Definition of irrational in English:

irrational

adjective

  • 1Not logical or reasonable.

    ‘irrational feelings of hostility’
    • ‘He had a very short fuse and he could be totally irrational at times.’
    • ‘Australians aren't at all used to visceral and irrational hatred directed at them.’
    • ‘Crowds and mobs are not completely irrational, but they have their own logic.’
    • ‘I believe that the seemingly irrational logic of the national can still promote everyday alliances and popular mobilizations.’
    • ‘Power sets the guidelines by which we measure what is reasonable and what is irrational.’
    • ‘Identify and uproot irrational beliefs that lead you to place unrealistic demands on yourself.’
    • ‘Chris smiled, sure that Seth's fears were completely irrational.’
    • ‘The author of the piece argues that our attitude towards it is mostly irrational prejudice.’
    • ‘She had never known for her daughter to be so irrational, so crazy.’
    • ‘Home values have soared to high levels in many countries as irrational exuberance grips the markets.’
    • ‘Without that insight, a supplier can encounter fewer surprises by evaluating even seemingly irrational scenarios.’
    • ‘But Delta's seemingly irrational behavior has a very logical explanation.’
    • ‘By absurd, I do not mean silly, but absurd as is in the illogical or irrational.’
    • ‘I have an irrational dislike of cell phones.’
    • ‘Their hostility towards each other, however, was tangible and frequently led to quite irrational behaviour.’
    • ‘If it hadn't seemed so irrational, she would have begged him not to go.’
    • ‘Booze and cocaine corroded his sanity and left him with a legacy of irrational behaviour.’
    • ‘The more irrational and illogical someone becomes, the more logical and incisive I become.’
    • ‘I am sort of notorious for my utterly irrational fears.’
    • ‘Solutions that would seem logical to us would seem totally irrational to them.’
    unreasonable, illogical, groundless, baseless, unfounded, unjustifiable, unsound
    View synonyms
    1. 1.1 Not endowed with the power of reason.
      • ‘Man is an irrational being, morals are irrational, and have no metaphysical foundation which make them "real" or worth paying any attention to.’
      • ‘Whenever you encounter a system that seems so irrational, you should ponder what's going on beneath the surface.’
  • 2Mathematics
    (of a number, quantity, or expression) not expressible as a ratio of two integers, and having an infinite and non-recurring expansion when expressed as a decimal. Examples of irrational numbers are the number π and the square root of 2.
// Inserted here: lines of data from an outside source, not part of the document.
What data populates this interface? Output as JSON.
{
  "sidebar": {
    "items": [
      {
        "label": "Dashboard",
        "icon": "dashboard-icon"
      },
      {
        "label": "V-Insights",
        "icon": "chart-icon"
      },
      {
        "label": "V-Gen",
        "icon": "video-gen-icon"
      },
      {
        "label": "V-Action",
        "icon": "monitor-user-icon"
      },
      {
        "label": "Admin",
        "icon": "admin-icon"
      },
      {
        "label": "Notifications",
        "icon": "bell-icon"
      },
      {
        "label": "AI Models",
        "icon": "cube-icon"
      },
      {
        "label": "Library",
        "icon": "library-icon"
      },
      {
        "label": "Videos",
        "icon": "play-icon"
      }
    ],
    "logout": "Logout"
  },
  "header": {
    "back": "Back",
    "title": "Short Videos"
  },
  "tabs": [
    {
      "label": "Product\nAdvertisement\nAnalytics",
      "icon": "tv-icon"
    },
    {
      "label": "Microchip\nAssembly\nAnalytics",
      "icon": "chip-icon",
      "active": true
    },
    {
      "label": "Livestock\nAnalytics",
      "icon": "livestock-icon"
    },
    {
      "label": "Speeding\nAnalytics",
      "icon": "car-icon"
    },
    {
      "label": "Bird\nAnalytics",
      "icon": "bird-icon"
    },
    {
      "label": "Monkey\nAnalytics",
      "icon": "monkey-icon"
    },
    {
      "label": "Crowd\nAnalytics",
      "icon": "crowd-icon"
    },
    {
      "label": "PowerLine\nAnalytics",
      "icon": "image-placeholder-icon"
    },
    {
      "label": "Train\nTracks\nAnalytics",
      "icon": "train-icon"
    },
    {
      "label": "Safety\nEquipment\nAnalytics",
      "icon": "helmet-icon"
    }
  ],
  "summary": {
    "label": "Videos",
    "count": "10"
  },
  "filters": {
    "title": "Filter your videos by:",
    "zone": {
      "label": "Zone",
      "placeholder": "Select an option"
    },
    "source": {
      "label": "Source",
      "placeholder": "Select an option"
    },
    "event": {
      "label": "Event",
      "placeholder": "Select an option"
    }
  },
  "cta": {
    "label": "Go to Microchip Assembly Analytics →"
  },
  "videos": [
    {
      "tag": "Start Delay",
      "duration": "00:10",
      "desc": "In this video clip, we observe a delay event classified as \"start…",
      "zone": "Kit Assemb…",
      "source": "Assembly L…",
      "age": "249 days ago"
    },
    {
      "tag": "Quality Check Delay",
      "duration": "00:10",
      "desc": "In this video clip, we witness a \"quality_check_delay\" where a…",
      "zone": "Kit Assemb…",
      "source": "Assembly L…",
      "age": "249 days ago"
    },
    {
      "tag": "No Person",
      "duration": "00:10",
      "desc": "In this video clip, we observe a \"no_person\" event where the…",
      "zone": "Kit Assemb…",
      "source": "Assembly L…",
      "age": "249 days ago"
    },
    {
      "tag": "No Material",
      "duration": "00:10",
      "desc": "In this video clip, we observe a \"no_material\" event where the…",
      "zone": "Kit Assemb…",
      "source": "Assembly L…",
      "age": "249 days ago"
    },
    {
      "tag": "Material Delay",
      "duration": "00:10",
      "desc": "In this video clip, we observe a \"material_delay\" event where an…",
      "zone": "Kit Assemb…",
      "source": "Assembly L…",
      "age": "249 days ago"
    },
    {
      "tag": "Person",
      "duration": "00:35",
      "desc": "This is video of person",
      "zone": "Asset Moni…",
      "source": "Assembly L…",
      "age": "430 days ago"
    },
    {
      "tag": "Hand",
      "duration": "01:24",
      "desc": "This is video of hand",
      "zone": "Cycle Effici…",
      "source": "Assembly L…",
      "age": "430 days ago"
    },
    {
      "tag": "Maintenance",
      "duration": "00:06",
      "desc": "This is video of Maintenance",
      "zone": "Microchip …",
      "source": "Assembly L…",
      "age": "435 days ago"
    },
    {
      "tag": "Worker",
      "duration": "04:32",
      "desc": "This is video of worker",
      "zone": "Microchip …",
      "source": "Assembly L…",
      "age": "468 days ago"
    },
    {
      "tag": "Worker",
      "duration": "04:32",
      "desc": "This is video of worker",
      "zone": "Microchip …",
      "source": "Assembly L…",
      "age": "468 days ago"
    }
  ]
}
    • ‘A transcendental number is an irrational number that is not a root of any polynomial equation with integer coefficients.’
    • ‘What about a seed angle derived from the golden ratio, an irrational number?’
    • ‘How can mathematical concepts like points, infinitesimally small quantities, or irrational numbers be anything but products of our minds?’
    • ‘He considered computation with irrational numbers and polynomials to be part of algebra.’
    • ‘The square root of 2 is an irrational number because it can't be written as a ratio of two integers.’

noun

Mathematics
  • An irrational number or quantity; a surd.

    • ‘His commentary to Euclid is of interest because of its discussion of unordered irrationals.’
    • ‘If we chop off an infinite cfe after a finite number of steps then we will create a rational approximation to the original irrational.’
    • ‘Eudoxus's definition of equal ratios corresponds exactly to the modern theory of irrationals.’
    • ‘Any finite segment can be continued to produce a rational and any finite segment can be continued to produce an irrational.’
    • ‘Whether such quirks in the irregularity of irrationals have any implications for number theory remains an open question for mathematicians.’

Origin

Late Middle English: from Latin irrationalis, from in- ‘not’ + rationalis (see rational).

Pronunciation

irrational

/ɪˈraʃ(ə)n(ə)l/